[Data about app and page elements]
:::

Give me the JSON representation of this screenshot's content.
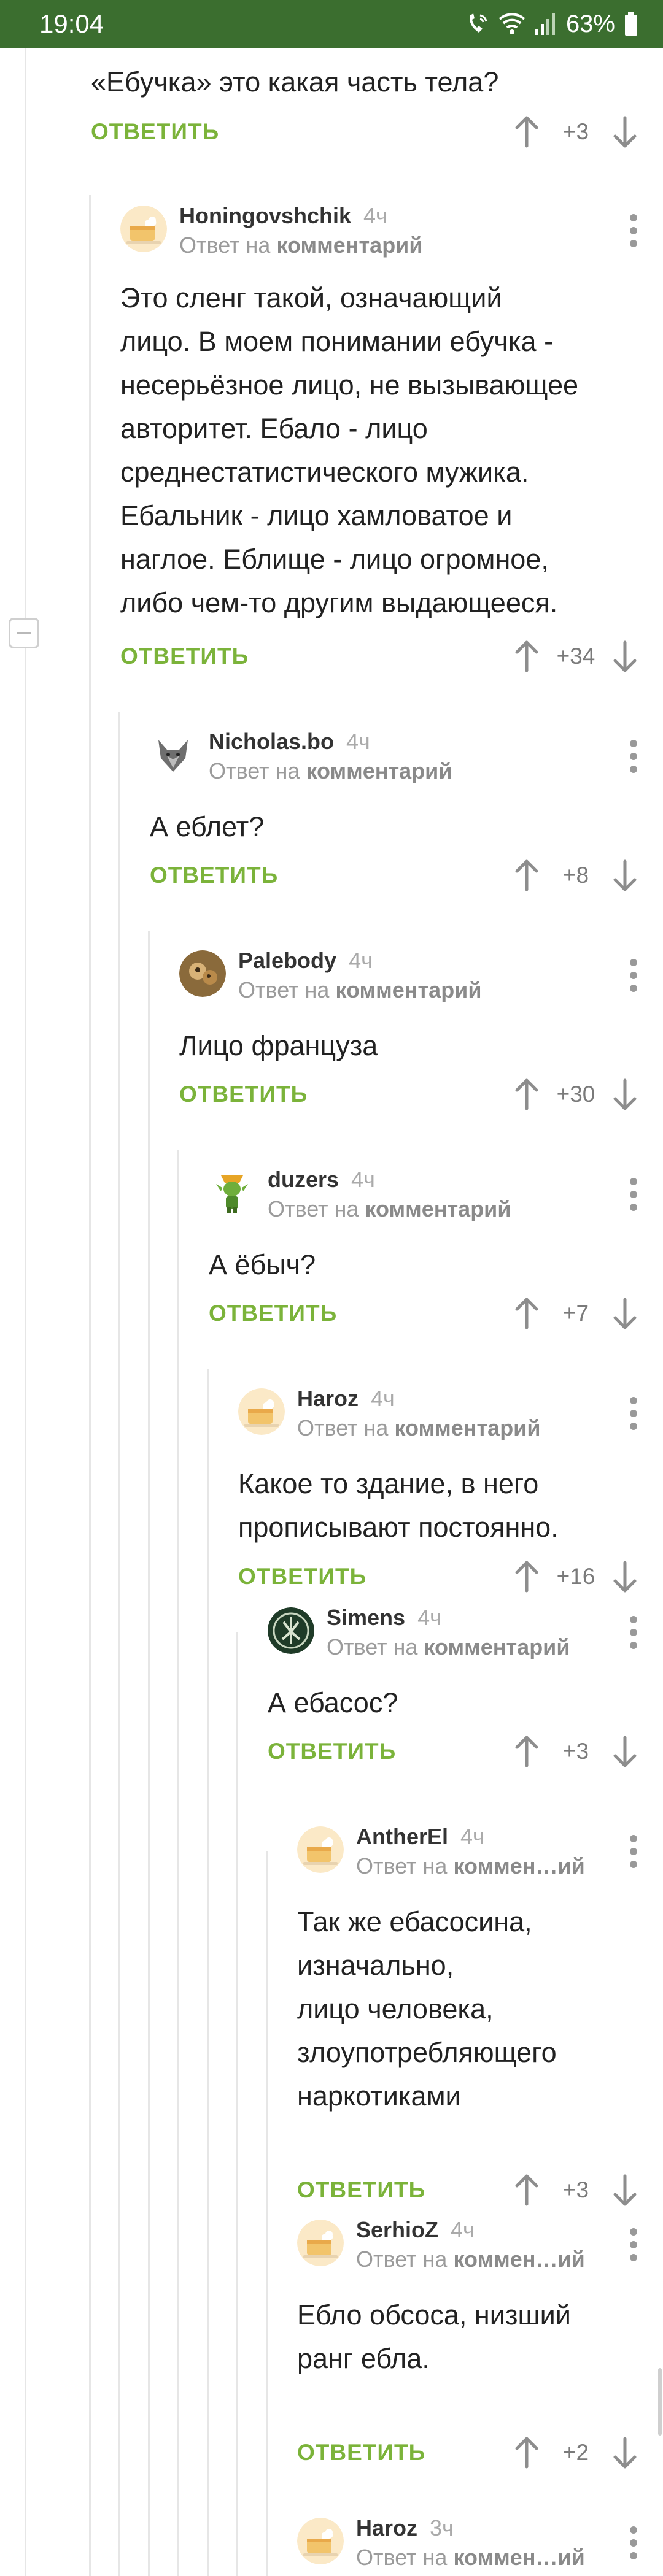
{
  "status_bar": {
    "time": "19:04",
    "battery": "63%"
  },
  "top": {
    "text": "«Ебучка» это какая часть тела?",
    "reply_label": "ОТВЕТИТЬ",
    "votes": "+3"
  },
  "comments": [
    {
      "username": "Honingovshchik",
      "time": "4ч",
      "reply_prefix": "Ответ на",
      "reply_target": "комментарий",
      "lines": [
        "Это сленг такой, означающий",
        "лицо. В моем понимании ебучка -",
        "несерьёзное лицо, не вызывающее",
        "авторитет. Ебало - лицо",
        "среднестатистического мужика.",
        "Ебальник - лицо хамловатое и",
        "наглое. Еблище - лицо огромное,",
        "либо чем-то другим выдающееся."
      ],
      "reply_label": "ОТВЕТИТЬ",
      "votes": "+34",
      "avatar": "pikabu-default-avatar"
    },
    {
      "username": "Nicholas.bo",
      "time": "4ч",
      "reply_prefix": "Ответ на",
      "reply_target": "комментарий",
      "lines": [
        "А еблет?"
      ],
      "reply_label": "ОТВЕТИТЬ",
      "votes": "+8",
      "avatar": "wolf-avatar"
    },
    {
      "username": "Palebody",
      "time": "4ч",
      "reply_prefix": "Ответ на",
      "reply_target": "комментарий",
      "lines": [
        "Лицо француза"
      ],
      "reply_label": "ОТВЕТИТЬ",
      "votes": "+30",
      "avatar": "photo-avatar"
    },
    {
      "username": "duzers",
      "time": "4ч",
      "reply_prefix": "Ответ на",
      "reply_target": "комментарий",
      "lines": [
        "А ёбыч?"
      ],
      "reply_label": "ОТВЕТИТЬ",
      "votes": "+7",
      "avatar": "goblin-avatar"
    },
    {
      "username": "Haroz",
      "time": "4ч",
      "reply_prefix": "Ответ на",
      "reply_target": "комментарий",
      "lines": [
        "Какое то здание, в него",
        "прописывают постоянно."
      ],
      "reply_label": "ОТВЕТИТЬ",
      "votes": "+16",
      "avatar": "pikabu-default-avatar"
    },
    {
      "username": "Simens",
      "time": "4ч",
      "reply_prefix": "Ответ на",
      "reply_target": "комментарий",
      "lines": [
        "А ебасос?"
      ],
      "reply_label": "ОТВЕТИТЬ",
      "votes": "+3",
      "avatar": "emblem-avatar"
    },
    {
      "username": "AntherEl",
      "time": "4ч",
      "reply_prefix": "Ответ на",
      "reply_target": "коммен…ий",
      "lines": [
        "Так же ебасосина,",
        "изначально,",
        "лицо человека,",
        "злоупотребляющего",
        "наркотиками"
      ],
      "reply_label": "ОТВЕТИТЬ",
      "votes": "+3",
      "avatar": "pikabu-default-avatar"
    },
    {
      "username": "SerhioZ",
      "time": "4ч",
      "reply_prefix": "Ответ на",
      "reply_target": "коммен…ий",
      "lines": [
        "Ебло обсоса, низший",
        "ранг ебла."
      ],
      "reply_label": "ОТВЕТИТЬ",
      "votes": "+2",
      "avatar": "pikabu-default-avatar"
    },
    {
      "username": "Haroz",
      "time": "3ч",
      "reply_prefix": "Ответ на",
      "reply_target": "коммен…ий",
      "lines": [],
      "reply_label": "",
      "votes": "",
      "avatar": "pikabu-default-avatar"
    }
  ]
}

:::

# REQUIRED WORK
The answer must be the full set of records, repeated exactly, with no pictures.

# EXERCISE SOLUTION
Give me the JSON representation of this screenshot's content.
{
  "status_bar": {
    "time": "19:04",
    "battery": "63%"
  },
  "top": {
    "text": "«Ебучка» это какая часть тела?",
    "reply_label": "ОТВЕТИТЬ",
    "votes": "+3"
  },
  "comments": [
    {
      "username": "Honingovshchik",
      "time": "4ч",
      "reply_prefix": "Ответ на",
      "reply_target": "комментарий",
      "lines": [
        "Это сленг такой, означающий",
        "лицо. В моем понимании ебучка -",
        "несерьёзное лицо, не вызывающее",
        "авторитет. Ебало - лицо",
        "среднестатистического мужика.",
        "Ебальник - лицо хамловатое и",
        "наглое. Еблище - лицо огромное,",
        "либо чем-то другим выдающееся."
      ],
      "reply_label": "ОТВЕТИТЬ",
      "votes": "+34",
      "avatar": "pikabu-default-avatar"
    },
    {
      "username": "Nicholas.bo",
      "time": "4ч",
      "reply_prefix": "Ответ на",
      "reply_target": "комментарий",
      "lines": [
        "А еблет?"
      ],
      "reply_label": "ОТВЕТИТЬ",
      "votes": "+8",
      "avatar": "wolf-avatar"
    },
    {
      "username": "Palebody",
      "time": "4ч",
      "reply_prefix": "Ответ на",
      "reply_target": "комментарий",
      "lines": [
        "Лицо француза"
      ],
      "reply_label": "ОТВЕТИТЬ",
      "votes": "+30",
      "avatar": "photo-avatar"
    },
    {
      "username": "duzers",
      "time": "4ч",
      "reply_prefix": "Ответ на",
      "reply_target": "комментарий",
      "lines": [
        "А ёбыч?"
      ],
      "reply_label": "ОТВЕТИТЬ",
      "votes": "+7",
      "avatar": "goblin-avatar"
    },
    {
      "username": "Haroz",
      "time": "4ч",
      "reply_prefix": "Ответ на",
      "reply_target": "комментарий",
      "lines": [
        "Какое то здание, в него",
        "прописывают постоянно."
      ],
      "reply_label": "ОТВЕТИТЬ",
      "votes": "+16",
      "avatar": "pikabu-default-avatar"
    },
    {
      "username": "Simens",
      "time": "4ч",
      "reply_prefix": "Ответ на",
      "reply_target": "комментарий",
      "lines": [
        "А ебасос?"
      ],
      "reply_label": "ОТВЕТИТЬ",
      "votes": "+3",
      "avatar": "emblem-avatar"
    },
    {
      "username": "AntherEl",
      "time": "4ч",
      "reply_prefix": "Ответ на",
      "reply_target": "коммен…ий",
      "lines": [
        "Так же ебасосина,",
        "изначально,",
        "лицо человека,",
        "злоупотребляющего",
        "наркотиками"
      ],
      "reply_label": "ОТВЕТИТЬ",
      "votes": "+3",
      "avatar": "pikabu-default-avatar"
    },
    {
      "username": "SerhioZ",
      "time": "4ч",
      "reply_prefix": "Ответ на",
      "reply_target": "коммен…ий",
      "lines": [
        "Ебло обсоса, низший",
        "ранг ебла."
      ],
      "reply_label": "ОТВЕТИТЬ",
      "votes": "+2",
      "avatar": "pikabu-default-avatar"
    },
    {
      "username": "Haroz",
      "time": "3ч",
      "reply_prefix": "Ответ на",
      "reply_target": "коммен…ий",
      "lines": [],
      "reply_label": "",
      "votes": "",
      "avatar": "pikabu-default-avatar"
    }
  ]
}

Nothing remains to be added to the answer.